§ **WHAT IS NEEDED**
Among the lines below, which ones contain the word "Windows"? Copy every such line.
++++
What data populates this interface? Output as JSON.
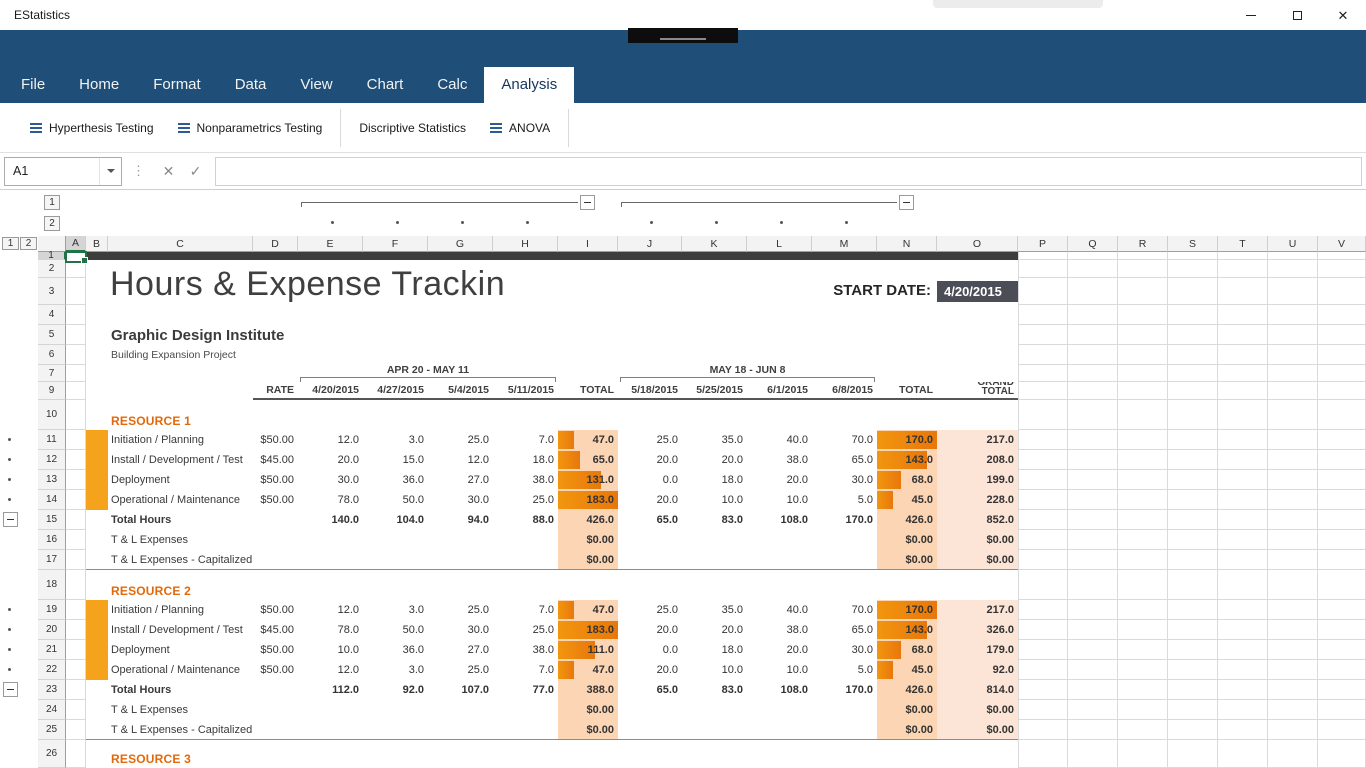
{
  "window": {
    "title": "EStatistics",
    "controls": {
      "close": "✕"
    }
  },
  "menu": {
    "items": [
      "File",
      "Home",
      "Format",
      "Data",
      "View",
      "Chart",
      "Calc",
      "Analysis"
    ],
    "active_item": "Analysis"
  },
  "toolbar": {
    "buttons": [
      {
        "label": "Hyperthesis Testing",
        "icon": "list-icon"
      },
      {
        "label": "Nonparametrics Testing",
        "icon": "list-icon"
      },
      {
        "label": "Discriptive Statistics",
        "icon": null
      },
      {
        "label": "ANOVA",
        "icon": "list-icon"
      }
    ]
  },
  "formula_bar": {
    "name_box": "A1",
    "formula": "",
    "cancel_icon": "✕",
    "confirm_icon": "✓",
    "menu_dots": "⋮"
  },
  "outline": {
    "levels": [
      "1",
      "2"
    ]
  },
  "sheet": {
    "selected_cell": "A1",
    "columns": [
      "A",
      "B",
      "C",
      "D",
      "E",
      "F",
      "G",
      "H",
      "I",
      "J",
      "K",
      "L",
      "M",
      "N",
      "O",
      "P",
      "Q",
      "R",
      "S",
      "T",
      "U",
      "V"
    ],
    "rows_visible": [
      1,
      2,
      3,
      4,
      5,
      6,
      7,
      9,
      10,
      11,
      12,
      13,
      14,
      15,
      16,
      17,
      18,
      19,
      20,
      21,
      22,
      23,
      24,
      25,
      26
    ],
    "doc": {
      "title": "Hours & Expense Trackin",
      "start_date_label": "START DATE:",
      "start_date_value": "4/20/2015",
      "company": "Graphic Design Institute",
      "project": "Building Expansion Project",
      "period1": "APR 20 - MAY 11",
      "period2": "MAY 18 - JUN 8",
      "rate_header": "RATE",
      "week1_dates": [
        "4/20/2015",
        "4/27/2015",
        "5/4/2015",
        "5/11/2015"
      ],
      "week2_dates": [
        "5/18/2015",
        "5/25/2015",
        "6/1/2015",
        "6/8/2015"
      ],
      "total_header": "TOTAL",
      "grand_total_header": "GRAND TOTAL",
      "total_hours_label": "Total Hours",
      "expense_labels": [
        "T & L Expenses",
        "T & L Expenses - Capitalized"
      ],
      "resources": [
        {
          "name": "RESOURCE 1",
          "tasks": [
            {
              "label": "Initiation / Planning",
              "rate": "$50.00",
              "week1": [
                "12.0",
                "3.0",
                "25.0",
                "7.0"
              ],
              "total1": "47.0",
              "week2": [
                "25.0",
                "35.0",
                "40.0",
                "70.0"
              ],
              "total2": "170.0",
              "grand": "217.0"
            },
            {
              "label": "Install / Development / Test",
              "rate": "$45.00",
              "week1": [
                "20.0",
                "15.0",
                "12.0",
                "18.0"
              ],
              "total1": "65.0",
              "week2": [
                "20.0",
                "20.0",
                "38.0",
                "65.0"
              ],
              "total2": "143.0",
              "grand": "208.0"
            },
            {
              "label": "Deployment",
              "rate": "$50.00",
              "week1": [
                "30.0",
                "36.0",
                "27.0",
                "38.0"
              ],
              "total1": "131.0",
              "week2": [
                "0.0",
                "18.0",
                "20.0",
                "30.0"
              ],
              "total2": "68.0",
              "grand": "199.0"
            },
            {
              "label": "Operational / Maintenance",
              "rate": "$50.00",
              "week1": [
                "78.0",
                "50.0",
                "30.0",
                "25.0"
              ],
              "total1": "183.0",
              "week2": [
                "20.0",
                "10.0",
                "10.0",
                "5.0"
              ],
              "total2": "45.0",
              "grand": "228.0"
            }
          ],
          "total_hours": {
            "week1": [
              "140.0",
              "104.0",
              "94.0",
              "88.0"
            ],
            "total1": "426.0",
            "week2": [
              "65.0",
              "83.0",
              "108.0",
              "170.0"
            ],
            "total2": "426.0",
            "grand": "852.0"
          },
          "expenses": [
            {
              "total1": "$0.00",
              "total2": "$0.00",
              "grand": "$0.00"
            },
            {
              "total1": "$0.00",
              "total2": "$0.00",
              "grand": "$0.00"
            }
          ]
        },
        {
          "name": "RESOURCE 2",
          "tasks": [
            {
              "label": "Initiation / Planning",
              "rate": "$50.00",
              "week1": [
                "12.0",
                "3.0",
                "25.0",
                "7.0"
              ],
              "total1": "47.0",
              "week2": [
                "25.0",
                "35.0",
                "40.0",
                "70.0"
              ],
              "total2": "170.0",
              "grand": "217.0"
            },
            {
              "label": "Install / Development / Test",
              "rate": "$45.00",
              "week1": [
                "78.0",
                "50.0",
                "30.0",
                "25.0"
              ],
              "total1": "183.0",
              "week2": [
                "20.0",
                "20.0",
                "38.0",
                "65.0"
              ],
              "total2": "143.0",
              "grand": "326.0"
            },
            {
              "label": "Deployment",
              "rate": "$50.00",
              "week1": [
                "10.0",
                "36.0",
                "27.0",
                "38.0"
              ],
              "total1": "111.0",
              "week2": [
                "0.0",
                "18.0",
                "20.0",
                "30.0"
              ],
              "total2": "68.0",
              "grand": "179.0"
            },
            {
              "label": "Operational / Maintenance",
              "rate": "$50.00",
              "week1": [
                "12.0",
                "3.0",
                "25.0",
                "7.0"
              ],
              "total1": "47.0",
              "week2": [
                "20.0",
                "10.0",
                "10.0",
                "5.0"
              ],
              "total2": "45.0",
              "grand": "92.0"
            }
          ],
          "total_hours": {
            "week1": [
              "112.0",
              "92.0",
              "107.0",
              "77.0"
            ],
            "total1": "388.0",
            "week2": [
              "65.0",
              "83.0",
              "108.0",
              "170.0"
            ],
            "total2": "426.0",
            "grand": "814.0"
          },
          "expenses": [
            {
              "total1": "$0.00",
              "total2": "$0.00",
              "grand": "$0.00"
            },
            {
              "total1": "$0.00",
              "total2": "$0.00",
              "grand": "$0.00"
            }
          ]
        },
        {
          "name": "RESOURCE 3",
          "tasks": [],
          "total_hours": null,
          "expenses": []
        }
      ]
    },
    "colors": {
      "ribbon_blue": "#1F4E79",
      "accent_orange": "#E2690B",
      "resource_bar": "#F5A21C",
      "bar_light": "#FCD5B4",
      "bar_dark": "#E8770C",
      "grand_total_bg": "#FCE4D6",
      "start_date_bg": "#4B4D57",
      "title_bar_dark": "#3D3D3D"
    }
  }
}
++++
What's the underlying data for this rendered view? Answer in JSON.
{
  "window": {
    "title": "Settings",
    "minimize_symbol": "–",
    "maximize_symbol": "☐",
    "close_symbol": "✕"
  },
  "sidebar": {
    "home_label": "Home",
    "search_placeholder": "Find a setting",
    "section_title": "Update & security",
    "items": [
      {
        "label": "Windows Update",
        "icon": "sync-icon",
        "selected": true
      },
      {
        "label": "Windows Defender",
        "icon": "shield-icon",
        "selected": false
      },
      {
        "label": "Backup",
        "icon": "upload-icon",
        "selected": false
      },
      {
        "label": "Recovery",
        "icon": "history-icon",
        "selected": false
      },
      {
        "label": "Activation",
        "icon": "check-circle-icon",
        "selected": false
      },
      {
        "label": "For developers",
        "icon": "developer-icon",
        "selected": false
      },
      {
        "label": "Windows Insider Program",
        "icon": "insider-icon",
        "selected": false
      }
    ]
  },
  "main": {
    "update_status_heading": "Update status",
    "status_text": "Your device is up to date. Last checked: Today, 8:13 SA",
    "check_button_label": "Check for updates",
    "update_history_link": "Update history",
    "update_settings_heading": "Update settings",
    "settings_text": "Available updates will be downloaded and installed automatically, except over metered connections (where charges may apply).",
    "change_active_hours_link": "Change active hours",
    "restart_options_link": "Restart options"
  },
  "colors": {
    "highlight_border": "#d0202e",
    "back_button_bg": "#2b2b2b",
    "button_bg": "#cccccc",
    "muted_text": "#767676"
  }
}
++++
§ **RESULT OF THE TASK**
        "label": "Windows Update",
        "label": "Windows Defender",
        "label": "Windows Insider Program",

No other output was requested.